Cock fighting is very popular in Timor-Leste
|In the afternoon we walk to the area where the cockfighting is organised. A little arena of approximately five by five metres is made in where the cockfights take place. But this wouldn’t be Timor-Leste if not a lot of people are standing in the arena, making it difficult for most people to see what is going on. Many men found a place in one of the trees surrounding the arena to improve their views. When two men with their cocks enter the little area, the tension increases. The betting starts and bills of ten and twenty US-dollars change hands quickly. Both cocks have a razor-sharp little knife attached to one of their legs. The cock who is able to fatally injure his opponent as first, wins the fight. When everybody made their bet, the protection of the razor-sharp little knives is removed and the fight can begin. The cocks are stirred up, and as soon as they are released they start fighting. Most of the fights only take ten to twenty seconds after which one of the cocks is deadly injured. If he is still not completely dead, his boss helps him by twisting his neck. The paying out can start. Some men make huge profits, while others leave the area disillusioned. It is also a bad day for the guy who lost the fight. He did not only lose his cock, but he also has to tell his wife that he gambled away the so important family money.

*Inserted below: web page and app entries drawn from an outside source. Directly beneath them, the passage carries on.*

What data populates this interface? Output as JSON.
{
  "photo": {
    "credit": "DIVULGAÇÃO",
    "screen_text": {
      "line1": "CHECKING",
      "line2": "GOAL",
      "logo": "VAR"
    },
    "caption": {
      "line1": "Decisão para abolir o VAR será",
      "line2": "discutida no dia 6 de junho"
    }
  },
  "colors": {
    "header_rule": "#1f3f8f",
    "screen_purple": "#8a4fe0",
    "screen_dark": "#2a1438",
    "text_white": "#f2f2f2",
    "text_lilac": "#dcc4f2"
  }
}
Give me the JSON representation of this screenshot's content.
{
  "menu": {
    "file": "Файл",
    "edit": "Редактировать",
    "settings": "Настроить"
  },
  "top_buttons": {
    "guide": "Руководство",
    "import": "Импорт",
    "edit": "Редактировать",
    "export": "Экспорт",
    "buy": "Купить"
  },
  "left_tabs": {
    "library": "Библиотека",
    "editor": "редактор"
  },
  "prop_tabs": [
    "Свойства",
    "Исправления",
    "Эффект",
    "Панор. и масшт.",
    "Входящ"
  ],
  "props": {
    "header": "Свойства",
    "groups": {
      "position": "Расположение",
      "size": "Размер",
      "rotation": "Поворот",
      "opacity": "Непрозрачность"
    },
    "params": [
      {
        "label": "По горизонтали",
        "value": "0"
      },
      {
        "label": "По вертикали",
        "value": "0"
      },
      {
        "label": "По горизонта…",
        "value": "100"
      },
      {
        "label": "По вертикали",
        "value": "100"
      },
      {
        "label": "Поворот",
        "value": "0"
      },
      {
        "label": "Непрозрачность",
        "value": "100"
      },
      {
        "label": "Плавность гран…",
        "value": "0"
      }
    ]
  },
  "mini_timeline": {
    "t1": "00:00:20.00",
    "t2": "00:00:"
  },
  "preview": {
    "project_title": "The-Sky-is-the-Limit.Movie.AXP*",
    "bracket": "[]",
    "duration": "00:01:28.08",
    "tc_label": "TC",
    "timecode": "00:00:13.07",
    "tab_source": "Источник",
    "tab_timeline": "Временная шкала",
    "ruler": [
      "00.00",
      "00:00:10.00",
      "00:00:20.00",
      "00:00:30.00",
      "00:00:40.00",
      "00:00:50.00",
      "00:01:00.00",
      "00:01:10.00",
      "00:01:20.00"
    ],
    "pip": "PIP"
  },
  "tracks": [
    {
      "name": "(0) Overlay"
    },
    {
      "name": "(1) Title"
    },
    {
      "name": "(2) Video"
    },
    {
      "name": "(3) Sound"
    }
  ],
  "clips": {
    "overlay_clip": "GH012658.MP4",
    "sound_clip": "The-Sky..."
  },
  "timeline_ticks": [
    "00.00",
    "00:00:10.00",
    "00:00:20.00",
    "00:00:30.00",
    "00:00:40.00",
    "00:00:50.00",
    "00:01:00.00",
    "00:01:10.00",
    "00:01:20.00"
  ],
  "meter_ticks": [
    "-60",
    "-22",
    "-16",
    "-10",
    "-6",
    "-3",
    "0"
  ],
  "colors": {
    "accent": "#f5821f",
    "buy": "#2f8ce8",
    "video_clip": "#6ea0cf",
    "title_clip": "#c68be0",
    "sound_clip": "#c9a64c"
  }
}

After our dinner, we go back to the square in front of the parliament to witness the closing ceremony. In contrast to the opening ceremony, the common people are now allowed to enter the square, making it possible to approach the president José Ramos-Horta and prime-minister Xanana Gusmão, who both played an important role in the independence struggle, to only tens of metres. During the playing of the national anthem, the flag is lowered, folded and afterwards given to the president. After the official festivities, it is time for the music concert that the government organised on the central square. We first have to listen for more than half an hour to two local presenters who really think they are great, after which the first act starts. Many people gathered on the square in anticipation of the artists. The first band plays two songs and at the moment they finished their second song and are waiting for cheering and applause, it stays stock-still. The listeners are not impressed at all or are not used to how to behave during a pop concert. The band leaves the stage disillusioned and is replaced by a Japanese woman in a blue gala dress. She is flown over from Japan to entertain the Timorese. As soon as she sings her first notes, we conclude that she is an opera singer but also hear that the Timorese listeners are not used to this kind of music yet. The spectators that were stock-still a couple of minutes ago, start jeering. Some are laughing while others are trying to imitate the singing of the Japanese lady. The opera singer seems not to be distracted too much and finishes her song. At the end, she even gets a mild applause and that is more than the local rock band got ten minutes ago. We see some more acts and around ten o’clock in the evening we go back to our hotel. A nice and exciting day comes to an end. Timor-Leste celebrated today her 7th anniversary. Congratulations!